A 500 million-pound deal for BAE systems, Britain's biggest defence contractor, to supply Hawk jet trainers is expected to be among a string of high-profile contracts to be signed during Prime Minister David Cameron's two-day visit to India commencing on Wednesday.
There is also likely to be a major cultural agreement involving museums, 'The Observer' reported Sunday.
Cameron is taking with him seven Cabinet ministers and a huge trade delegation, including representatives from BAE as well as from Rolls-Royce, Standard Chartered Bank,construction group Balfour Beatty and the British Museum.
BAE has set up joint ventures with the state-owned Hindustan Aeronautics in Bangalore. The Indian group makes BAE's Hawk trainer aircraft under licence.
Dick Olver, BAE's Chairman, said British business needed to think about India becoming as important a trading partner as America. "We need to build a second special relationship."

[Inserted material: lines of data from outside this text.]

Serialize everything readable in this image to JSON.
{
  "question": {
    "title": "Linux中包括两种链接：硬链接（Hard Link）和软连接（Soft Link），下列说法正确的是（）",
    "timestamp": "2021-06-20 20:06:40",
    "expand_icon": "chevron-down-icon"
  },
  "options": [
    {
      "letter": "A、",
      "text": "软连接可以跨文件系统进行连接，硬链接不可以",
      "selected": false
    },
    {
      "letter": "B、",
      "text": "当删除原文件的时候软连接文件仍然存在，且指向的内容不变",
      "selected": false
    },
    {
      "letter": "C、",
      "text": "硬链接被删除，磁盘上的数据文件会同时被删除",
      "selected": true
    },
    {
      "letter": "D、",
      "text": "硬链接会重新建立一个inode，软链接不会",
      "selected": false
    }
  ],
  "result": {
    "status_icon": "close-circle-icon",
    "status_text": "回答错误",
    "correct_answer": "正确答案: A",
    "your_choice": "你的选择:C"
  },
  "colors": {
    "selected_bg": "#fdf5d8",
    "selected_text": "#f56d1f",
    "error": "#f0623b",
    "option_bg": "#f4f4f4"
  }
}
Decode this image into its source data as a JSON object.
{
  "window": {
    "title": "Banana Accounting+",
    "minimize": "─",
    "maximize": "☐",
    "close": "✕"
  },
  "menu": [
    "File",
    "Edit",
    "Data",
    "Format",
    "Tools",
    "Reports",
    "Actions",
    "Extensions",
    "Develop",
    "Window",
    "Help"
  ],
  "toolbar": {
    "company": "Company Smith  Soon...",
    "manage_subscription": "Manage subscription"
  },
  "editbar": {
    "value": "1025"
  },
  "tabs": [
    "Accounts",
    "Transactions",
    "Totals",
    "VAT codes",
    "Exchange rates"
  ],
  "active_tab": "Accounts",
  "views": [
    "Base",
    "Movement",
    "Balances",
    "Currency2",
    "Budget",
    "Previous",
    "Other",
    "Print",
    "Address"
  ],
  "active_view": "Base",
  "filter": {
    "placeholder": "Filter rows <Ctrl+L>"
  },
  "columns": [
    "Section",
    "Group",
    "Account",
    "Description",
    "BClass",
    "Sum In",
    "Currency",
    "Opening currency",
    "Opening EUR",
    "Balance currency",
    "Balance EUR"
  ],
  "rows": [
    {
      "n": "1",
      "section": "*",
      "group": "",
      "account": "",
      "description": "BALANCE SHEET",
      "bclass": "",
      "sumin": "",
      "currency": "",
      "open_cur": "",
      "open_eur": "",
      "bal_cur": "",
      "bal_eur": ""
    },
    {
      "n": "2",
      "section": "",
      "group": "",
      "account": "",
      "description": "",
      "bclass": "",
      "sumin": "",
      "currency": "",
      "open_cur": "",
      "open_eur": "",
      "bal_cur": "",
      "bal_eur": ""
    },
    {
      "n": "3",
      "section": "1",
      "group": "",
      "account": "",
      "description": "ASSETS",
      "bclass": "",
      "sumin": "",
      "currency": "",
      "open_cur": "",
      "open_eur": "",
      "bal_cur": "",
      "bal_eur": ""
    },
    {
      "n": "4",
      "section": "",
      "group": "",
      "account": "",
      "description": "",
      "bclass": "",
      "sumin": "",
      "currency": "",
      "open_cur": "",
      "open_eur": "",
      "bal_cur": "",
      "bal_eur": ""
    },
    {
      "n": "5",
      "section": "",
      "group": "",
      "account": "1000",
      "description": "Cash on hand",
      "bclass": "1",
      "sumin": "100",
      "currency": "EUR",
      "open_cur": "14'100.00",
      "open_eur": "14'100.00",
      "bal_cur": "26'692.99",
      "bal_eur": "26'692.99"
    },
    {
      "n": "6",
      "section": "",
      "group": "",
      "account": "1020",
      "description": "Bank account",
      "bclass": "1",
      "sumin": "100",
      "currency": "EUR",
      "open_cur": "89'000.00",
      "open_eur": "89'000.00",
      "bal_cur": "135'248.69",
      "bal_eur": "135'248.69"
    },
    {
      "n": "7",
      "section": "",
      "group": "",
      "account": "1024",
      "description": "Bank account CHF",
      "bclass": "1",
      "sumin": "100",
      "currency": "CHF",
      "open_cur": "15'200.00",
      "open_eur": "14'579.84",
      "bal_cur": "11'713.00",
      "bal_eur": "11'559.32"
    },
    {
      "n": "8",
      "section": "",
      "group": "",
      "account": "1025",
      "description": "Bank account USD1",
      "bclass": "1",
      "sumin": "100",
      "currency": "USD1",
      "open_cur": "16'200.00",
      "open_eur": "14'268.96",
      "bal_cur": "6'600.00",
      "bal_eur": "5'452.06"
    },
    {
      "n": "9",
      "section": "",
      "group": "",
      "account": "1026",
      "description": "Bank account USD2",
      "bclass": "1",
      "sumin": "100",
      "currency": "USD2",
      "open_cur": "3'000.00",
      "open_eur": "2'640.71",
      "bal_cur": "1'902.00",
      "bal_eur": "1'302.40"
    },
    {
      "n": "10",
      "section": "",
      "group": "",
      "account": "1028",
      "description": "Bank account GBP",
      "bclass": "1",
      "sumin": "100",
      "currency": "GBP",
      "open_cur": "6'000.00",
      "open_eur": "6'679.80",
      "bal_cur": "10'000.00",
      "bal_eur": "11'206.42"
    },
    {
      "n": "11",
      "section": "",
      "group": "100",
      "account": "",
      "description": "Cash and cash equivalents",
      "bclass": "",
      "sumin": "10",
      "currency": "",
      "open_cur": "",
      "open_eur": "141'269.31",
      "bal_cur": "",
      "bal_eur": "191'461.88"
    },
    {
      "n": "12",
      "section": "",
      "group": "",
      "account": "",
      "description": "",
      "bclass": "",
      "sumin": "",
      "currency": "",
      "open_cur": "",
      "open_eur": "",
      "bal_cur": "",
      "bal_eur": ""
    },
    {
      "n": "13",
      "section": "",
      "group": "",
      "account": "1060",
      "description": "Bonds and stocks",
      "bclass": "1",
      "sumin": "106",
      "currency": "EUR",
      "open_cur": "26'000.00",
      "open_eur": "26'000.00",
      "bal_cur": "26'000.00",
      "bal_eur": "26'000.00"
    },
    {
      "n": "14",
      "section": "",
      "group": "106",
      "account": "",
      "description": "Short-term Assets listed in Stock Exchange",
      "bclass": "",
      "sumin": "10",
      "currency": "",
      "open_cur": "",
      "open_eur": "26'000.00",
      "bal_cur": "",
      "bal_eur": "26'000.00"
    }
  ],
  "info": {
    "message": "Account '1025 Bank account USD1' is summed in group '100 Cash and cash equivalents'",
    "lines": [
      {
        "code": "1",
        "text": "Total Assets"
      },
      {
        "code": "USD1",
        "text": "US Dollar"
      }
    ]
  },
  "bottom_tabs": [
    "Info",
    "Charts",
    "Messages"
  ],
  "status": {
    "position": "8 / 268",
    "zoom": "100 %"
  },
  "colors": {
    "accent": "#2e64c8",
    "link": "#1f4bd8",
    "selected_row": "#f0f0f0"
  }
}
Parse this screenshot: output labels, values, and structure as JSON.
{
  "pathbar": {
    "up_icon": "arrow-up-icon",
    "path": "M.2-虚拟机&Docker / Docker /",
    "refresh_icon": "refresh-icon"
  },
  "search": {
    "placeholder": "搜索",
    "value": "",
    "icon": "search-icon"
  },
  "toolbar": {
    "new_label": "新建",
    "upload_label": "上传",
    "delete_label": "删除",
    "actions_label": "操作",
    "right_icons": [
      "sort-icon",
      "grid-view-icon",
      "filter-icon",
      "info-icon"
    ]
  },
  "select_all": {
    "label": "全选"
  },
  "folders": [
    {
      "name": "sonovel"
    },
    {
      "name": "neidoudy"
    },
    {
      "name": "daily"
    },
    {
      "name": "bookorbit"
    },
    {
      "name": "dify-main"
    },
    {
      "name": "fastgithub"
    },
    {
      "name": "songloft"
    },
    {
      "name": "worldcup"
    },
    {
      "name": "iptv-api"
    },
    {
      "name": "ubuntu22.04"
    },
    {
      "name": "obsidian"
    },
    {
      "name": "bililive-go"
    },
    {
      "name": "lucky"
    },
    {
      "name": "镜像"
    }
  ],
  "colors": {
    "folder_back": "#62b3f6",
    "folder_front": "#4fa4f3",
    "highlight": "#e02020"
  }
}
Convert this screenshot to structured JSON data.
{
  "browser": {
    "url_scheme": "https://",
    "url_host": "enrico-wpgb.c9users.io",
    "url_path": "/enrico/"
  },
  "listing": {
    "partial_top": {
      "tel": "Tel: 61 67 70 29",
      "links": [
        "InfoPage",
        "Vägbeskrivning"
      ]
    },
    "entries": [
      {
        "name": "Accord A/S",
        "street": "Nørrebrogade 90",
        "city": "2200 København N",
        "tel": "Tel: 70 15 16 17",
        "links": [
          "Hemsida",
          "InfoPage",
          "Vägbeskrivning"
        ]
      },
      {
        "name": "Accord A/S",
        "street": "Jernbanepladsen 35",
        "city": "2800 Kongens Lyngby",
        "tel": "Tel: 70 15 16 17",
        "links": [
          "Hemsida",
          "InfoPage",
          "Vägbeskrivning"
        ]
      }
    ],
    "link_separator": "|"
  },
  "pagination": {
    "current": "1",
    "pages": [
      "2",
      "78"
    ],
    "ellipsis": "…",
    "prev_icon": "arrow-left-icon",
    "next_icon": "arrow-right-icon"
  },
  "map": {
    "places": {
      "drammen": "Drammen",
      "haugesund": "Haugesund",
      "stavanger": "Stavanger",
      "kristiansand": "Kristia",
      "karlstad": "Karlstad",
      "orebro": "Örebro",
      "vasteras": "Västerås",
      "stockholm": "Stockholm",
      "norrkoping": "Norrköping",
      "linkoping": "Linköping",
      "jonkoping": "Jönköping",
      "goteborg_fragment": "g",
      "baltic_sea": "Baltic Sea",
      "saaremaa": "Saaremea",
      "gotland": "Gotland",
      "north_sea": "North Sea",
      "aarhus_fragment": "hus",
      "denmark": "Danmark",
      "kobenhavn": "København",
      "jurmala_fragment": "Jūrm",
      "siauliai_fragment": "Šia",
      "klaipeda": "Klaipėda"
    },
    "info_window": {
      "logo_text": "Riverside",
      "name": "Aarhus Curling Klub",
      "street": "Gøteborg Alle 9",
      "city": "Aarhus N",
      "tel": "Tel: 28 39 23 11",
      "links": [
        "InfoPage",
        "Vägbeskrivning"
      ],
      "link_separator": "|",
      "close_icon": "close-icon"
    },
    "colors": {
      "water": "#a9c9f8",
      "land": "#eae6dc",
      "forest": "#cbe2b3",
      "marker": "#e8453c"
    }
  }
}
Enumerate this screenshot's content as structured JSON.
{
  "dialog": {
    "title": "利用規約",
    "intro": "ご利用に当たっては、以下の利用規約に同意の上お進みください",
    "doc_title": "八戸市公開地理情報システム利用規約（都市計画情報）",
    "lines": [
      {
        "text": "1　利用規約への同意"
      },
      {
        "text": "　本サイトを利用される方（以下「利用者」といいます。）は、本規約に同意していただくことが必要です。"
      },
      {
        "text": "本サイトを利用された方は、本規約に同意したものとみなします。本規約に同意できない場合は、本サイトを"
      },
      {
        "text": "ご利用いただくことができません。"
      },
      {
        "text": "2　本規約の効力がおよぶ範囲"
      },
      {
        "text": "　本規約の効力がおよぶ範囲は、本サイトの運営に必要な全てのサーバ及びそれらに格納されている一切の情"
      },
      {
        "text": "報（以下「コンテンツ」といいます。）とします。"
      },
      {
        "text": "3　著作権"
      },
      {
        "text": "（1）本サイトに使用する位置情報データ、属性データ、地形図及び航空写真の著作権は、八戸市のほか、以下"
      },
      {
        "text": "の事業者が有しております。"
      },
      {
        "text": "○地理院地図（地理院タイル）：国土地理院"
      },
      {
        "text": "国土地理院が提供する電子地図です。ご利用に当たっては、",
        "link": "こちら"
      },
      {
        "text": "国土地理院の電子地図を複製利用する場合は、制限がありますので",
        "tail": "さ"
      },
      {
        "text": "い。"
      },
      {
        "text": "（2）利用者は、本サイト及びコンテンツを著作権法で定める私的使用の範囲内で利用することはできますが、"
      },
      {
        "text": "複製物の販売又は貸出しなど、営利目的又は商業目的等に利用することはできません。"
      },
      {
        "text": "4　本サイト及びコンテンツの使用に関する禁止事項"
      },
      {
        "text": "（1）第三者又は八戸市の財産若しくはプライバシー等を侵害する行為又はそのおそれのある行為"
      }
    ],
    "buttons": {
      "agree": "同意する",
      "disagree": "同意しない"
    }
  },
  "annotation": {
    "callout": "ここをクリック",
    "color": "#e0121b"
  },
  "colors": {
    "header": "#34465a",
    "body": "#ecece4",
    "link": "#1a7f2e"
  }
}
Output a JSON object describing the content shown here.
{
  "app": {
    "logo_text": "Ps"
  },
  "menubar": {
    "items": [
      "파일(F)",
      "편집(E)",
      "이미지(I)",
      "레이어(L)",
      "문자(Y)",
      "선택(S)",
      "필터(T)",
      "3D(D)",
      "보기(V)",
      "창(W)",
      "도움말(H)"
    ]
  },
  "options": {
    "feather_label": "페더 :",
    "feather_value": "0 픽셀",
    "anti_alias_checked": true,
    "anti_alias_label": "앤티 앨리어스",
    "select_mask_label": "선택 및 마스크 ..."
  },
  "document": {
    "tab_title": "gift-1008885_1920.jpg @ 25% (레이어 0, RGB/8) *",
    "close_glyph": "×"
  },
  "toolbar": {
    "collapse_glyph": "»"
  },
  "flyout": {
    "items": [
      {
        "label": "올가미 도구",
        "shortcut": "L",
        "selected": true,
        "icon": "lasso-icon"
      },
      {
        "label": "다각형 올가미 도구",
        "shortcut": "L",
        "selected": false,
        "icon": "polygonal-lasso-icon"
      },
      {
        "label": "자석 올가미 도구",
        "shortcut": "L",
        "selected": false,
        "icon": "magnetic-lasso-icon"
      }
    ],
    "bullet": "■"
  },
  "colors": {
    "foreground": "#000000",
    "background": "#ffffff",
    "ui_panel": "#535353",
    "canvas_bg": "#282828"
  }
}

According to the Sunday Telegraph, BAE Systems will announce a 500 million-pound deal to build 57 Hawk trainer jets in collaboration with their Indian partners HAL near Bangalore city in south India, as a centrepiece of Cameron's
Cameron, who will first fly to Bangalore, the hub of "infotech" and innovation, will visit along with Business Secretary Vince Cable and Climate Change Minister Greg Barker the headquarters of Infosys, the cutting edge IT firm based in the city.
Cameron is expected to make a keynote speech there calling for an "aspirational partnership" between Britain and India.
George Osborne, the Chancellor of Exchequer, will visit Mumbai, the financial capital of India, while David Willetts,
the Universities and Science Minister, will travel to Chennai to promote university tie-ups.
Meanwhile, Jeremy Hunt, the Culture and Sport Secretary, will go to Delhi, which is hosting the Commonwealth Games in October.
In Mumbai, Osborne will ring the bell to open the day's trading to the headquarters of top computer software companies.
On Thursday, Cameron will be accorded a ceremonial reception in the forecourt of the Rashtrapati Bhavan in Delhi.
Besides holding talks with his Indian counterpart Manmohan Singh, Cameron is scheduled to meet Congress leader Rahul Gandhi.
Discussions about the growing threat of LeT, the Pakistan-based terrorist group behind the Mumbai attacks in 2008, will be on the agenda of meetings between British Foreign Secretary William Hague and India's security chiefs.
Cameron and Singh will announce a new forum
of top British and Indian chief executives to explore how to dismantle regulatory barriers to trade and make recommendations to their governments.
"It will make a significant impact," Indian Commerce Minister Anand Sharma told the Sunday Telegraph.
"When the captains of Industry meet in an
institutionalised forum, with the composition decided at the highest level, it's surely a major step forward. We have seen it can make a difference with the United States, Russia and
France," he said.
Sharma said his government is equally concerned about Cameron's plans to restrict student and other visas for non-EU nationals.
"(These) immigration policies would affect adversely the professionals, Indian doctors, engineers and nurses who have made a notable contribution to the UK economy," he said.
The new rules could also hamper Indian IT professionals and other executives, many of whom use London as a hub for doing business in Europe.
"It could have an adverse impact, that's why I've raised it. I've asked the British Prime Minister and Foreign Secretary to intervene so it won't hurt the growing economic engagement," Sharma said.
The British manufacturers accompanying Cameron are not just looking for export orders. In many sectors, companies are linking up with local firms in long-term joint ventures that
would have been unthinkable a generation ago.
The British Prime Minister wants to secure a special relationship with the emerging superpower.
In a letter to the delegation, he argued that the visit is about "laying the foundations of an enhanced relationship" between the two countries for decades to come.
"For our part, government ministers on this trip will be stressing the importance of trade and demonstrating to our Indian counterparts how Britain is open for business again.
But you have a crucial role too.
"In the meetings you have, the delegations you meet, places you visit, you can showcase the ingenuity and creativity our country has to offer. Of course, this task is not for business alone. That's why I am so pleased that
representatives from the worlds of sports, culture and academia will also be joining us."
Barry Gardiner, the Labour MP who chairs the all-party UK-India trade and investment group, said India was embarking on a huge infrastructure programme.
That could mean opportunities for British industry, "but we have to be careful that we don't end up seeing what has happened in America, where companies have been bought out by Chinese sovereign wealth funds."